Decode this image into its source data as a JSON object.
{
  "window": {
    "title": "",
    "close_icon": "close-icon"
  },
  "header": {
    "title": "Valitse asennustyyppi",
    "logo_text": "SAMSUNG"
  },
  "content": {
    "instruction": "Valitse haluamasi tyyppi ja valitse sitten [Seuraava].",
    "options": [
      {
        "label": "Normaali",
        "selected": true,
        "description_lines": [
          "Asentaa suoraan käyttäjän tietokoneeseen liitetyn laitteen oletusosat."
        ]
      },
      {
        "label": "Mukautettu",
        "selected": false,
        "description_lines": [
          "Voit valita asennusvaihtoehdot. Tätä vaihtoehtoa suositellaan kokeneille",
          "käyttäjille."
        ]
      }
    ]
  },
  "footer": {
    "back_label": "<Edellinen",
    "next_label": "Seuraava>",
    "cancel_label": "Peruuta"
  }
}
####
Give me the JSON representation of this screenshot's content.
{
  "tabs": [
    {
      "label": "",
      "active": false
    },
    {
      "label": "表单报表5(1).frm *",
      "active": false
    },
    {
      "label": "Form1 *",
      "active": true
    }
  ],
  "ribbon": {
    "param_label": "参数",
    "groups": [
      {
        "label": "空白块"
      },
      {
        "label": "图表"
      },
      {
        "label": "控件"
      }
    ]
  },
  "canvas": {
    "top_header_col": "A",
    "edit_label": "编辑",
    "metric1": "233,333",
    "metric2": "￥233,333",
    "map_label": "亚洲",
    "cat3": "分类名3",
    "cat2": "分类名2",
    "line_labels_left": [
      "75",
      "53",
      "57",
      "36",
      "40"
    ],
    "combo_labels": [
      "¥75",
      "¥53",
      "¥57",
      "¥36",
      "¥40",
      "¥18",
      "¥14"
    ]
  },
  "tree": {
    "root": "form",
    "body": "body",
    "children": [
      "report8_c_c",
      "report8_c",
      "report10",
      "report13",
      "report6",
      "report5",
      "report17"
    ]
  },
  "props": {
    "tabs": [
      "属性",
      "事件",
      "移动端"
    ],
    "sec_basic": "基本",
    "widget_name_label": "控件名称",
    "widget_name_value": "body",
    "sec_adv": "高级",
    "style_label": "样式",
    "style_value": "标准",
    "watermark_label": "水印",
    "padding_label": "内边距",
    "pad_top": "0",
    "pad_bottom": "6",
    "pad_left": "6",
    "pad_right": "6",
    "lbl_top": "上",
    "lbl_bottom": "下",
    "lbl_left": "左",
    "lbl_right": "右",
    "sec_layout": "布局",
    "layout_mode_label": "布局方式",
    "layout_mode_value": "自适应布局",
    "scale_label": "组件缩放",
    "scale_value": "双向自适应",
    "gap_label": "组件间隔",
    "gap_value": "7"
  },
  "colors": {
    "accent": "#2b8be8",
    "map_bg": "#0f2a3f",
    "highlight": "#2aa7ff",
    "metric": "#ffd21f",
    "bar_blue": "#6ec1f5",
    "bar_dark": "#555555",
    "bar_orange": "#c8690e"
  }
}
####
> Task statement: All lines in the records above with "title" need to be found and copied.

> Response for this exercise:
    "title": "",
    "title": "Valitse asennustyyppi",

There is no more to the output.